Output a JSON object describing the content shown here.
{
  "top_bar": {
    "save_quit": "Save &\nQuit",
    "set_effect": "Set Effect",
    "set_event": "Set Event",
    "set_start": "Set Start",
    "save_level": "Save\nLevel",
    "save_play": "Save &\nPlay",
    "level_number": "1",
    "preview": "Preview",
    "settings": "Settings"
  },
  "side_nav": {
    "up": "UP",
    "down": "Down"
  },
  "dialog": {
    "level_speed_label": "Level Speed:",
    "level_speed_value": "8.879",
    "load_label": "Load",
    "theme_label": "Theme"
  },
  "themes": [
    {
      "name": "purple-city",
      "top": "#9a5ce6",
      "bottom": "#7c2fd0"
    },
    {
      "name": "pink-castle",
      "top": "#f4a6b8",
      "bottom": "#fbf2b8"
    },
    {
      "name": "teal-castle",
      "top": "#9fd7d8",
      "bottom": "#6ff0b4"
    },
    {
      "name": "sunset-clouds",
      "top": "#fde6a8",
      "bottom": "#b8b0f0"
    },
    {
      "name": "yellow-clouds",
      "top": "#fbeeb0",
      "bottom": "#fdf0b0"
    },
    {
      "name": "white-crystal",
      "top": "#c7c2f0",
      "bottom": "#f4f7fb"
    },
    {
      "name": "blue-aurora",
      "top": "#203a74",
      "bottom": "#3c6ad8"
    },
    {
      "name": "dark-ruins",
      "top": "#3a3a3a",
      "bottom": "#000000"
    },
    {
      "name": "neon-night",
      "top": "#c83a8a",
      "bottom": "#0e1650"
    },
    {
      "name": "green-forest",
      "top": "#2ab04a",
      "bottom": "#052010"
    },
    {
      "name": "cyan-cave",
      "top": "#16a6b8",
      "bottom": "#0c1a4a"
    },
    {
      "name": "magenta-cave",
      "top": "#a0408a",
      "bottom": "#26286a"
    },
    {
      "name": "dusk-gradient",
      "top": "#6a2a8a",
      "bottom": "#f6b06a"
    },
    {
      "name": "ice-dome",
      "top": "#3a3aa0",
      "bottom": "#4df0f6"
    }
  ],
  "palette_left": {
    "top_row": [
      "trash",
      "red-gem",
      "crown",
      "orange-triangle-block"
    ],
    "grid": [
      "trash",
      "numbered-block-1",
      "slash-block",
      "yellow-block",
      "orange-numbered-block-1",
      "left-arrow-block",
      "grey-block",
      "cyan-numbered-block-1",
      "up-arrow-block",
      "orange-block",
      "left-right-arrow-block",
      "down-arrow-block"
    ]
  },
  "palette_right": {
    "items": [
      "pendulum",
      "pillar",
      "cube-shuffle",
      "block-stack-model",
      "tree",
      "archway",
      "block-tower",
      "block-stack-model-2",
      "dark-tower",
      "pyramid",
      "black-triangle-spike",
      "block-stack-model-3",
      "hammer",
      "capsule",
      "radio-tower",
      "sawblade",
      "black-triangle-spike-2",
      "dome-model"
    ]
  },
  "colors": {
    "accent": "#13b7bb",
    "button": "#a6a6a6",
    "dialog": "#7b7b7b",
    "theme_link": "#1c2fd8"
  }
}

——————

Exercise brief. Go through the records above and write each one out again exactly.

Answer space.
Output a JSON object describing the content shown here.
{
  "top_bar": {
    "save_quit": "Save &\nQuit",
    "set_effect": "Set Effect",
    "set_event": "Set Event",
    "set_start": "Set Start",
    "save_level": "Save\nLevel",
    "save_play": "Save &\nPlay",
    "level_number": "1",
    "preview": "Preview",
    "settings": "Settings"
  },
  "side_nav": {
    "up": "UP",
    "down": "Down"
  },
  "dialog": {
    "level_speed_label": "Level Speed:",
    "level_speed_value": "8.879",
    "load_label": "Load",
    "theme_label": "Theme"
  },
  "themes": [
    {
      "name": "purple-city",
      "top": "#9a5ce6",
      "bottom": "#7c2fd0"
    },
    {
      "name": "pink-castle",
      "top": "#f4a6b8",
      "bottom": "#fbf2b8"
    },
    {
      "name": "teal-castle",
      "top": "#9fd7d8",
      "bottom": "#6ff0b4"
    },
    {
      "name": "sunset-clouds",
      "top": "#fde6a8",
      "bottom": "#b8b0f0"
    },
    {
      "name": "yellow-clouds",
      "top": "#fbeeb0",
      "bottom": "#fdf0b0"
    },
    {
      "name": "white-crystal",
      "top": "#c7c2f0",
      "bottom": "#f4f7fb"
    },
    {
      "name": "blue-aurora",
      "top": "#203a74",
      "bottom": "#3c6ad8"
    },
    {
      "name": "dark-ruins",
      "top": "#3a3a3a",
      "bottom": "#000000"
    },
    {
      "name": "neon-night",
      "top": "#c83a8a",
      "bottom": "#0e1650"
    },
    {
      "name": "green-forest",
      "top": "#2ab04a",
      "bottom": "#052010"
    },
    {
      "name": "cyan-cave",
      "top": "#16a6b8",
      "bottom": "#0c1a4a"
    },
    {
      "name": "magenta-cave",
      "top": "#a0408a",
      "bottom": "#26286a"
    },
    {
      "name": "dusk-gradient",
      "top": "#6a2a8a",
      "bottom": "#f6b06a"
    },
    {
      "name": "ice-dome",
      "top": "#3a3aa0",
      "bottom": "#4df0f6"
    }
  ],
  "palette_left": {
    "top_row": [
      "trash",
      "red-gem",
      "crown",
      "orange-triangle-block"
    ],
    "grid": [
      "trash",
      "numbered-block-1",
      "slash-block",
      "yellow-block",
      "orange-numbered-block-1",
      "left-arrow-block",
      "grey-block",
      "cyan-numbered-block-1",
      "up-arrow-block",
      "orange-block",
      "left-right-arrow-block",
      "down-arrow-block"
    ]
  },
  "palette_right": {
    "items": [
      "pendulum",
      "pillar",
      "cube-shuffle",
      "block-stack-model",
      "tree",
      "archway",
      "block-tower",
      "block-stack-model-2",
      "dark-tower",
      "pyramid",
      "black-triangle-spike",
      "block-stack-model-3",
      "hammer",
      "capsule",
      "radio-tower",
      "sawblade",
      "black-triangle-spike-2",
      "dome-model"
    ]
  },
  "colors": {
    "accent": "#13b7bb",
    "button": "#a6a6a6",
    "dialog": "#7b7b7b",
    "theme_link": "#1c2fd8"
  }
}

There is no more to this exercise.